Report, from the records below, every line where the word "subtitle" appears.

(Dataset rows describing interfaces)
.....

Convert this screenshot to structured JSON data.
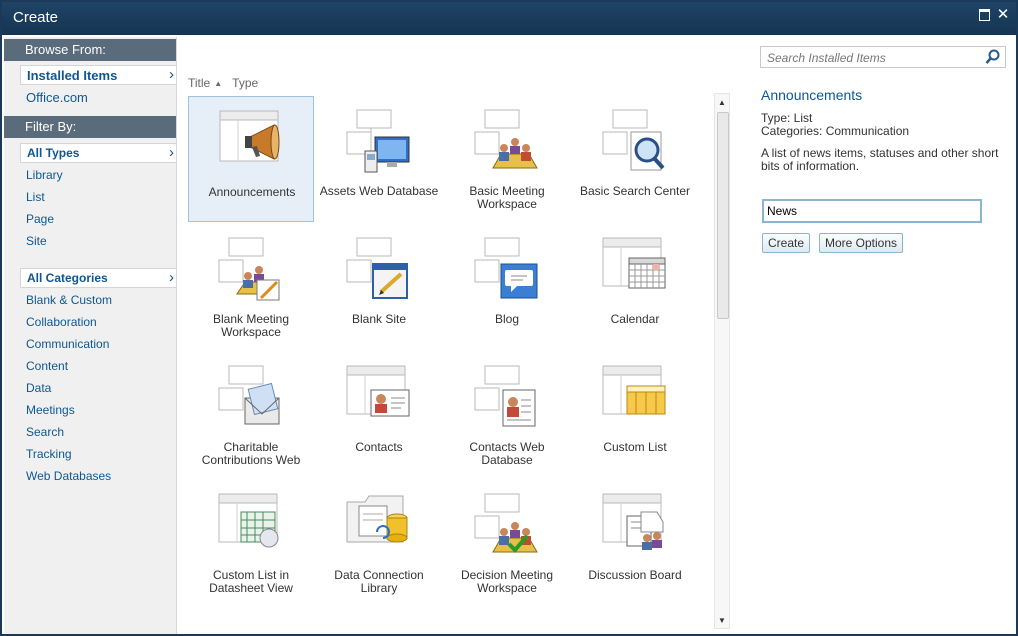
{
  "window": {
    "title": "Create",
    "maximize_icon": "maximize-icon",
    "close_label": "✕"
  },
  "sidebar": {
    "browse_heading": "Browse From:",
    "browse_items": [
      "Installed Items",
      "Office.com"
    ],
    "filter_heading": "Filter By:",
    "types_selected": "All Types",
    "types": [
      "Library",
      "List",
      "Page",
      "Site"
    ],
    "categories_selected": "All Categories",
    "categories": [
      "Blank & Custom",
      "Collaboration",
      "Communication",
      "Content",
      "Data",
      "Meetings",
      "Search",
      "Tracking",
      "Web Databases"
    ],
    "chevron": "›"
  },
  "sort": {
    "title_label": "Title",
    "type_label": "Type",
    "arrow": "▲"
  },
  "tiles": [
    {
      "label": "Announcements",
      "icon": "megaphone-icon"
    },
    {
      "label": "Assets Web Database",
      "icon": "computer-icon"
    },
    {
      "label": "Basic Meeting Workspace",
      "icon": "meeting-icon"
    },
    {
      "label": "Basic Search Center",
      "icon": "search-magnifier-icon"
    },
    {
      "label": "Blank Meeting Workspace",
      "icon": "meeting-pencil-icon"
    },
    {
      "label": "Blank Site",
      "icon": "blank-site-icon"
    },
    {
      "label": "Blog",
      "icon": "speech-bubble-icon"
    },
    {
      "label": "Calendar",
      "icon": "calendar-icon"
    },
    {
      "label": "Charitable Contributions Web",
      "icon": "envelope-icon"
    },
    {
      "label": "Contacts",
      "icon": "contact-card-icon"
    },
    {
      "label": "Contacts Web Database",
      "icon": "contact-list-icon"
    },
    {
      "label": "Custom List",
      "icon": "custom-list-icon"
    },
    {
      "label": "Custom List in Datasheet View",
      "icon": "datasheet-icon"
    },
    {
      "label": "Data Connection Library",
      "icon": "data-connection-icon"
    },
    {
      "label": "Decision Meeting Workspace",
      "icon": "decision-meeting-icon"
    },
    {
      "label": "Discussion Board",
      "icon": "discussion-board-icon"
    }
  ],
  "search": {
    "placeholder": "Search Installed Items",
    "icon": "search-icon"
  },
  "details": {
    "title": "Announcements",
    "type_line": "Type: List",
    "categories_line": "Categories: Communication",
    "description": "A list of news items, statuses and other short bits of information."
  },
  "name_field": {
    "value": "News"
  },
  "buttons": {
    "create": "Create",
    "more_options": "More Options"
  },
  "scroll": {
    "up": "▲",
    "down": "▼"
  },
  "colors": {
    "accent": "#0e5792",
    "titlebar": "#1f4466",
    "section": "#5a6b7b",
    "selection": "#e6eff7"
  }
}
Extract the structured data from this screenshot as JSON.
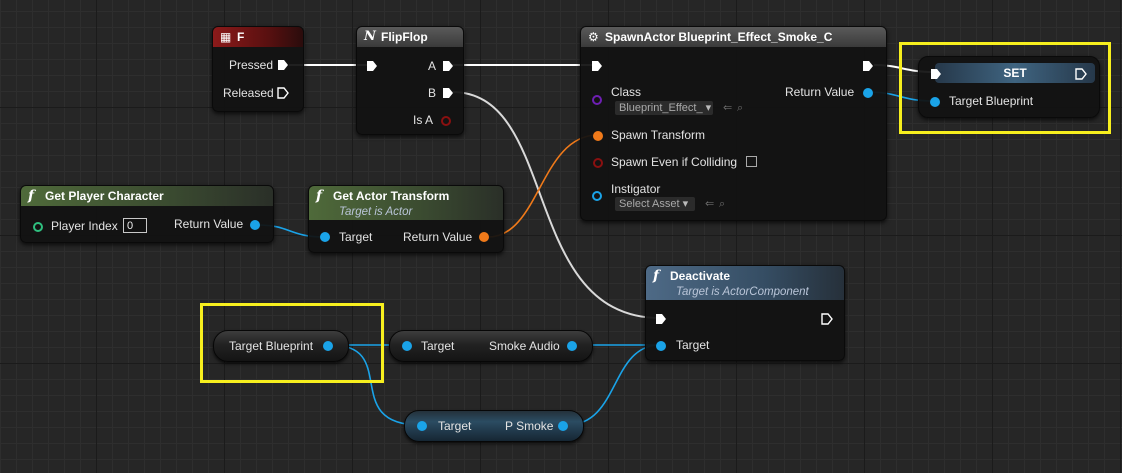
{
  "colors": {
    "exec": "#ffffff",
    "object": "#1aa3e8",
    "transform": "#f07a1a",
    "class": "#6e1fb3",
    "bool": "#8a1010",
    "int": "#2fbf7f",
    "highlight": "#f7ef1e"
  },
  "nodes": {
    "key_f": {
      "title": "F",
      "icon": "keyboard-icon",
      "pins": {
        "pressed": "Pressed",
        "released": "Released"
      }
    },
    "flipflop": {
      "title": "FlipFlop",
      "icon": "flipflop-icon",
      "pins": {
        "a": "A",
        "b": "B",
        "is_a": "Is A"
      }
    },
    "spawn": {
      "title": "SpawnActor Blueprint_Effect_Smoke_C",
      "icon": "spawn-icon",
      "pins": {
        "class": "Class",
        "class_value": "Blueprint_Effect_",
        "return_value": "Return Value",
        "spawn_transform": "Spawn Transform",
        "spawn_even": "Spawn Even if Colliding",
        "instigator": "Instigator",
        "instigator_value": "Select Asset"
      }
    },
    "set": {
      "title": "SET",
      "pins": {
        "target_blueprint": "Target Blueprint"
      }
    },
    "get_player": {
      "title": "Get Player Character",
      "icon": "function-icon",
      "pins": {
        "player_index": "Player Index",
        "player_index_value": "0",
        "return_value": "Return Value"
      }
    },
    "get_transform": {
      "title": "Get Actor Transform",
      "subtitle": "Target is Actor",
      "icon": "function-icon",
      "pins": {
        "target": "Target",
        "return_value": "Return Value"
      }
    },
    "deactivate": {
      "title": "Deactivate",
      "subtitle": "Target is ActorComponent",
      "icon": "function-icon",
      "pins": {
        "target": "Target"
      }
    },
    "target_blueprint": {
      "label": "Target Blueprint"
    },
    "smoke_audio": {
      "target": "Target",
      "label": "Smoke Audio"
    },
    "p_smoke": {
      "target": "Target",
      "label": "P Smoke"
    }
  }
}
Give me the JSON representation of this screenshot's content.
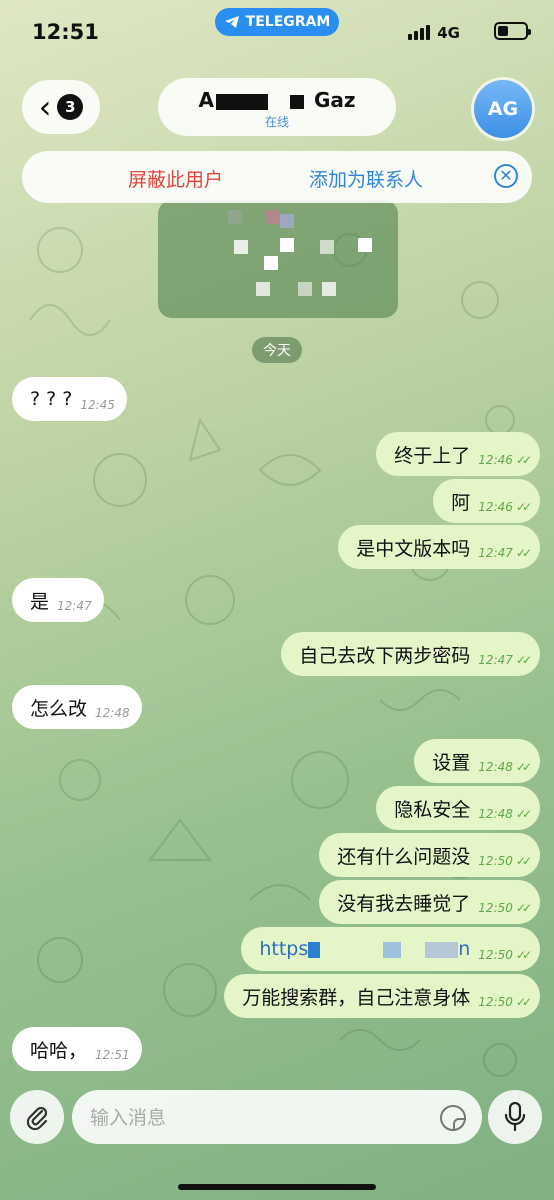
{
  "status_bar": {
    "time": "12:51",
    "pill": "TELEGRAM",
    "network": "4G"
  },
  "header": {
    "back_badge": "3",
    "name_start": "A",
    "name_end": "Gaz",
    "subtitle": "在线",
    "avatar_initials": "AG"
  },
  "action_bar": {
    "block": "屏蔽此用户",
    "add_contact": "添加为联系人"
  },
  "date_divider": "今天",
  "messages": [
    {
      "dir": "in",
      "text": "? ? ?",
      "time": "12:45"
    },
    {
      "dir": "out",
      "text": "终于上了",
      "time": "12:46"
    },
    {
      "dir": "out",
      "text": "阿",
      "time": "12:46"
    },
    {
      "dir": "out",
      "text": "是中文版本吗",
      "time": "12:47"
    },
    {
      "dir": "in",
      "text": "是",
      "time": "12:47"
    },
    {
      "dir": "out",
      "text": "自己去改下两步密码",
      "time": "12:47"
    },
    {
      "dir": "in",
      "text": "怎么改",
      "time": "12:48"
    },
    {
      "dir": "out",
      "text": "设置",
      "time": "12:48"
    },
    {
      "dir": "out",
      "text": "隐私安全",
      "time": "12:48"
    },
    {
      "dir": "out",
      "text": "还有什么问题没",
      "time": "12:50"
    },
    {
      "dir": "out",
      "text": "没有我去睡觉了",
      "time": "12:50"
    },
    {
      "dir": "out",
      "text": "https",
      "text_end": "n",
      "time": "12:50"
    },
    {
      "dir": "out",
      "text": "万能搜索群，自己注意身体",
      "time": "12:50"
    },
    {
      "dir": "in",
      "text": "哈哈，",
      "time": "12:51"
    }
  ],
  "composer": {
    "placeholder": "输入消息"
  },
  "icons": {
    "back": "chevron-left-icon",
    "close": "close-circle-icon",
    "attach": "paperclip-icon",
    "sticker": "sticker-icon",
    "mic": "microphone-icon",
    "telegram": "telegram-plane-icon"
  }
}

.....

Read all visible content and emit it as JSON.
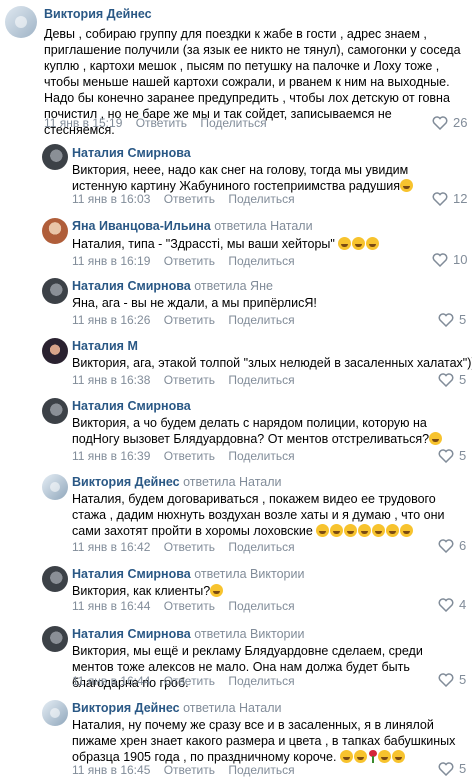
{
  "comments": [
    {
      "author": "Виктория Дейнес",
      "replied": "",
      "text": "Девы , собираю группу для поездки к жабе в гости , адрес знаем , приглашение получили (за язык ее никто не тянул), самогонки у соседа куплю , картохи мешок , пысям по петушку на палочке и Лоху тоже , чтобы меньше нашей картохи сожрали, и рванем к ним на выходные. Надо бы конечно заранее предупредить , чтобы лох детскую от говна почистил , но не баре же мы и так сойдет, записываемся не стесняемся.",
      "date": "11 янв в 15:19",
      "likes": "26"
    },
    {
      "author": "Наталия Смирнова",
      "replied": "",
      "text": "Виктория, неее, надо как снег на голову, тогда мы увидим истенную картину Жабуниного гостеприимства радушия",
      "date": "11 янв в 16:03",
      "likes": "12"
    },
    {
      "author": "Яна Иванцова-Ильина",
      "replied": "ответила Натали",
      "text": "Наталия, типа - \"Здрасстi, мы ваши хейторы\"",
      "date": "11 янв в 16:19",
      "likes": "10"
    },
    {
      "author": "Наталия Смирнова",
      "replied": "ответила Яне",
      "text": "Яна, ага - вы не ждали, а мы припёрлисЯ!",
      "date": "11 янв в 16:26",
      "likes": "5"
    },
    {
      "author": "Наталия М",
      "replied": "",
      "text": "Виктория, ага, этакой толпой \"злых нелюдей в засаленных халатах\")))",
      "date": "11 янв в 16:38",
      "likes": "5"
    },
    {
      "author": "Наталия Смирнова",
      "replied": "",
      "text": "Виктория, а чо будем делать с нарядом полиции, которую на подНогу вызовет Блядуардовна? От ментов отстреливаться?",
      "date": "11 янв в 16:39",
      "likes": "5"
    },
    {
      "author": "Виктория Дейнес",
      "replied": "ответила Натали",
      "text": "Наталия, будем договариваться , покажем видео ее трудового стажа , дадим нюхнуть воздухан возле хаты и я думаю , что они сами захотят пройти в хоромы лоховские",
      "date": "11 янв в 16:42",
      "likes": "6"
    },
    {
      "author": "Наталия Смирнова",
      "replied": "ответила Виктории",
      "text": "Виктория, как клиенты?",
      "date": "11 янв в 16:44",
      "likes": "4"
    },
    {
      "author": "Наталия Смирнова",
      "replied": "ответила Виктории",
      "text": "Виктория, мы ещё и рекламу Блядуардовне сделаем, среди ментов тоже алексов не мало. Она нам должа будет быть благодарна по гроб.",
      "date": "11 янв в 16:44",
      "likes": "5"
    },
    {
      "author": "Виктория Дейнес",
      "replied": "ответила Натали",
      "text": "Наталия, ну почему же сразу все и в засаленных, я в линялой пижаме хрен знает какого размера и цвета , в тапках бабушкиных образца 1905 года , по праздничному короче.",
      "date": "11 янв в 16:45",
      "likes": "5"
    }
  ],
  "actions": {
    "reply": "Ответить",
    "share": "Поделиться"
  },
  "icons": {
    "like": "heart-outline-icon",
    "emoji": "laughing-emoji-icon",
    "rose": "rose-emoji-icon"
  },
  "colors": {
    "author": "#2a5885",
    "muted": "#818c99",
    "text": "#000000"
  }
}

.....

- [Completed exercise]:
      "subtitle": "Target is Actor",
      "subtitle": "Target is ActorComponent",
    "subtitle": "在线",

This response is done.